As Andrew Hemming, vice-chairman of Farmers for Action, said today, the WI have been ‘brilliant’, not only during the present action but over the years - see our history page and a cutting from the local press:
In 2007, MP Caroline Spelman presented a NFWI petition signed by 71.000 people which called for a watchdog to ensure that all parties in the food chain receive a fair price. She writes: “With one third of all dairy farmers giving up working in the industry in the last two years and a further third planning to go …it is now up to us to try to get the message across by trying to buy milk closer to the farmgate or check with the supermarkets that they are giving farmers a fair and realistic price for the milk we are buying.” Solihull News 13.4.07
Last week a reader sent this address by Ruth Bond (Chair of the National Federation of Women’s Institutes) which was headed ‘A Fair Deal for Dairy Farmers’. Extracts follow and the whole address may be seen on http://fairdealfooduk.com/?page_id=3716
The WI continues to stand by dairy farmers and has actively done so since 2005 when members voted on a resolution to “urge WI members to do all in their power to raise public awareness of the unfair difference between the retail prices of milk and the price paid to farmers”. The WI’s Great Milk Debates across the country did indeed raise that awareness, and in the years since we have seen some progress with more retailers establishing dedicated relationships with the dairy farmers that supply them with fresh milk.
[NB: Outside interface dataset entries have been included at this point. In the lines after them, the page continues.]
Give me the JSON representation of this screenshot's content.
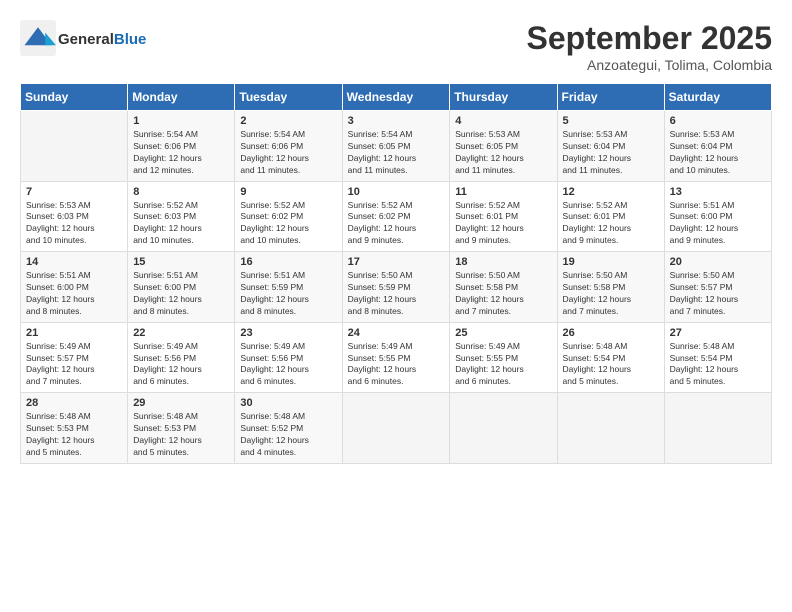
{
  "header": {
    "logo_general": "General",
    "logo_blue": "Blue",
    "month_title": "September 2025",
    "location": "Anzoategui, Tolima, Colombia"
  },
  "days_of_week": [
    "Sunday",
    "Monday",
    "Tuesday",
    "Wednesday",
    "Thursday",
    "Friday",
    "Saturday"
  ],
  "weeks": [
    {
      "days": [
        {
          "number": "",
          "info": ""
        },
        {
          "number": "1",
          "info": "Sunrise: 5:54 AM\nSunset: 6:06 PM\nDaylight: 12 hours\nand 12 minutes."
        },
        {
          "number": "2",
          "info": "Sunrise: 5:54 AM\nSunset: 6:06 PM\nDaylight: 12 hours\nand 11 minutes."
        },
        {
          "number": "3",
          "info": "Sunrise: 5:54 AM\nSunset: 6:05 PM\nDaylight: 12 hours\nand 11 minutes."
        },
        {
          "number": "4",
          "info": "Sunrise: 5:53 AM\nSunset: 6:05 PM\nDaylight: 12 hours\nand 11 minutes."
        },
        {
          "number": "5",
          "info": "Sunrise: 5:53 AM\nSunset: 6:04 PM\nDaylight: 12 hours\nand 11 minutes."
        },
        {
          "number": "6",
          "info": "Sunrise: 5:53 AM\nSunset: 6:04 PM\nDaylight: 12 hours\nand 10 minutes."
        }
      ]
    },
    {
      "days": [
        {
          "number": "7",
          "info": "Sunrise: 5:53 AM\nSunset: 6:03 PM\nDaylight: 12 hours\nand 10 minutes."
        },
        {
          "number": "8",
          "info": "Sunrise: 5:52 AM\nSunset: 6:03 PM\nDaylight: 12 hours\nand 10 minutes."
        },
        {
          "number": "9",
          "info": "Sunrise: 5:52 AM\nSunset: 6:02 PM\nDaylight: 12 hours\nand 10 minutes."
        },
        {
          "number": "10",
          "info": "Sunrise: 5:52 AM\nSunset: 6:02 PM\nDaylight: 12 hours\nand 9 minutes."
        },
        {
          "number": "11",
          "info": "Sunrise: 5:52 AM\nSunset: 6:01 PM\nDaylight: 12 hours\nand 9 minutes."
        },
        {
          "number": "12",
          "info": "Sunrise: 5:52 AM\nSunset: 6:01 PM\nDaylight: 12 hours\nand 9 minutes."
        },
        {
          "number": "13",
          "info": "Sunrise: 5:51 AM\nSunset: 6:00 PM\nDaylight: 12 hours\nand 9 minutes."
        }
      ]
    },
    {
      "days": [
        {
          "number": "14",
          "info": "Sunrise: 5:51 AM\nSunset: 6:00 PM\nDaylight: 12 hours\nand 8 minutes."
        },
        {
          "number": "15",
          "info": "Sunrise: 5:51 AM\nSunset: 6:00 PM\nDaylight: 12 hours\nand 8 minutes."
        },
        {
          "number": "16",
          "info": "Sunrise: 5:51 AM\nSunset: 5:59 PM\nDaylight: 12 hours\nand 8 minutes."
        },
        {
          "number": "17",
          "info": "Sunrise: 5:50 AM\nSunset: 5:59 PM\nDaylight: 12 hours\nand 8 minutes."
        },
        {
          "number": "18",
          "info": "Sunrise: 5:50 AM\nSunset: 5:58 PM\nDaylight: 12 hours\nand 7 minutes."
        },
        {
          "number": "19",
          "info": "Sunrise: 5:50 AM\nSunset: 5:58 PM\nDaylight: 12 hours\nand 7 minutes."
        },
        {
          "number": "20",
          "info": "Sunrise: 5:50 AM\nSunset: 5:57 PM\nDaylight: 12 hours\nand 7 minutes."
        }
      ]
    },
    {
      "days": [
        {
          "number": "21",
          "info": "Sunrise: 5:49 AM\nSunset: 5:57 PM\nDaylight: 12 hours\nand 7 minutes."
        },
        {
          "number": "22",
          "info": "Sunrise: 5:49 AM\nSunset: 5:56 PM\nDaylight: 12 hours\nand 6 minutes."
        },
        {
          "number": "23",
          "info": "Sunrise: 5:49 AM\nSunset: 5:56 PM\nDaylight: 12 hours\nand 6 minutes."
        },
        {
          "number": "24",
          "info": "Sunrise: 5:49 AM\nSunset: 5:55 PM\nDaylight: 12 hours\nand 6 minutes."
        },
        {
          "number": "25",
          "info": "Sunrise: 5:49 AM\nSunset: 5:55 PM\nDaylight: 12 hours\nand 6 minutes."
        },
        {
          "number": "26",
          "info": "Sunrise: 5:48 AM\nSunset: 5:54 PM\nDaylight: 12 hours\nand 5 minutes."
        },
        {
          "number": "27",
          "info": "Sunrise: 5:48 AM\nSunset: 5:54 PM\nDaylight: 12 hours\nand 5 minutes."
        }
      ]
    },
    {
      "days": [
        {
          "number": "28",
          "info": "Sunrise: 5:48 AM\nSunset: 5:53 PM\nDaylight: 12 hours\nand 5 minutes."
        },
        {
          "number": "29",
          "info": "Sunrise: 5:48 AM\nSunset: 5:53 PM\nDaylight: 12 hours\nand 5 minutes."
        },
        {
          "number": "30",
          "info": "Sunrise: 5:48 AM\nSunset: 5:52 PM\nDaylight: 12 hours\nand 4 minutes."
        },
        {
          "number": "",
          "info": ""
        },
        {
          "number": "",
          "info": ""
        },
        {
          "number": "",
          "info": ""
        },
        {
          "number": "",
          "info": ""
        }
      ]
    }
  ]
}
Yet this progress has not gone far enough. Time and time again, we see the same cycle of farmers losing money on every litre of milk that they produce. This tells me that the supply chain is failing to function properly. All parts of the supply chain stand to benefit from maintaining a profitable, productive and healthy dairy industry, yet as events over the past two weeks have again shown us, the balance is wrong. This problem was an issue the WI took up again in our 2010 Mission Milk campaign with the NFU. Now yet again, we are getting behind our dairy farmers.
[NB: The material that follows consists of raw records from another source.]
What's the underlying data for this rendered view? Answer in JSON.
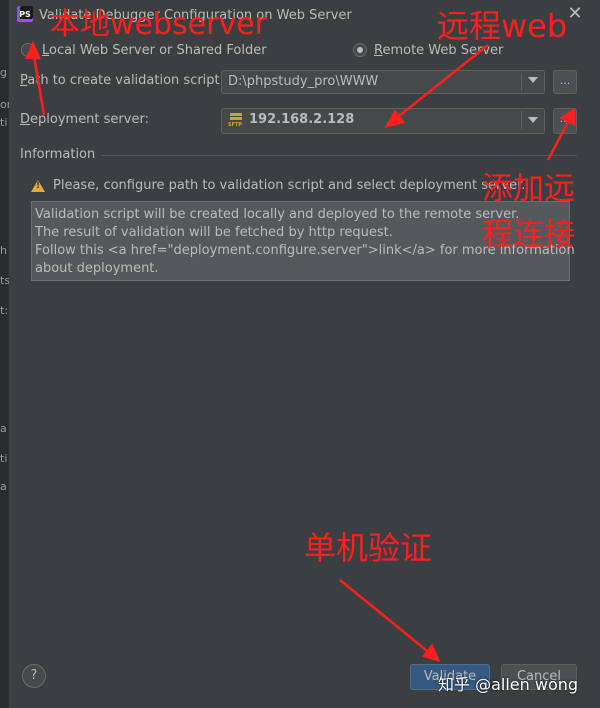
{
  "dialog": {
    "title": "Validate Debugger Configuration on Web Server",
    "close": "✕",
    "app_icon": "PS"
  },
  "mode": {
    "local_prefix": "L",
    "local_rest": "ocal Web Server or Shared Folder",
    "remote_prefix": "R",
    "remote_rest": "emote Web Server",
    "selected": "remote"
  },
  "path": {
    "label_prefix": "P",
    "label_rest": "ath to create validation script:",
    "value": "D:\\phpstudy_pro\\WWW",
    "browse": "..."
  },
  "deployment": {
    "label_prefix": "D",
    "label_rest": "eployment server:",
    "server_icon_text": "SFTP",
    "value": "192.168.2.128",
    "browse": "..."
  },
  "information": {
    "section_title": "Information",
    "warning": "Please, configure path to validation script and select deployment server.",
    "lines": [
      "Validation script will be created locally and deployed to the remote server.",
      "The result of validation will be fetched by http request.",
      "Follow this <a href=\"deployment.configure.server\">link</a> for more information",
      "about deployment."
    ]
  },
  "footer": {
    "help": "?",
    "validate_label": "Validate",
    "cancel_label": "Cancel"
  },
  "left_strip": [
    "g",
    "or",
    "ti",
    "h",
    "ts",
    "t:",
    "a",
    "ti",
    "a"
  ],
  "annotations": {
    "local": "本地webserver",
    "remote": "远程web",
    "add_line1": "添加远",
    "add_line2": "程连接",
    "validate": "单机验证",
    "color": "#ff1f1f"
  },
  "watermark": "知乎 @allen wong"
}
It is a very sad truth that dairy farms have been closed across the country in high numbers in recent years: producer numbers for England and Wales stood at 10,724 in May 2012; a fall of 172 or 1.6% over the last 12 months. Since 2000, the number of UK dairy farmers has literally halved. The Derbyshire farmer told me he thought he had about another six months for “things to pick up” before the bank came knocking at his door.
The British public has to get behind these dairy farmers. Their herds produce liquid milk of a quality and hygiene standard higher than in any other country and of course there is a growing demand for British, local, quality, assured and traceable food; for products that consumers can trust and support. With fewer dairy farmers the risk that this will lead to less product choice is very real.
Our farmers are custodians of the countryside who provide work for many more industries such as veterinary practices, animal feeds, engineering and more. And indeed, these industries were also represented at the summit; both in solidarity with the dairy industry but also in fear for their own.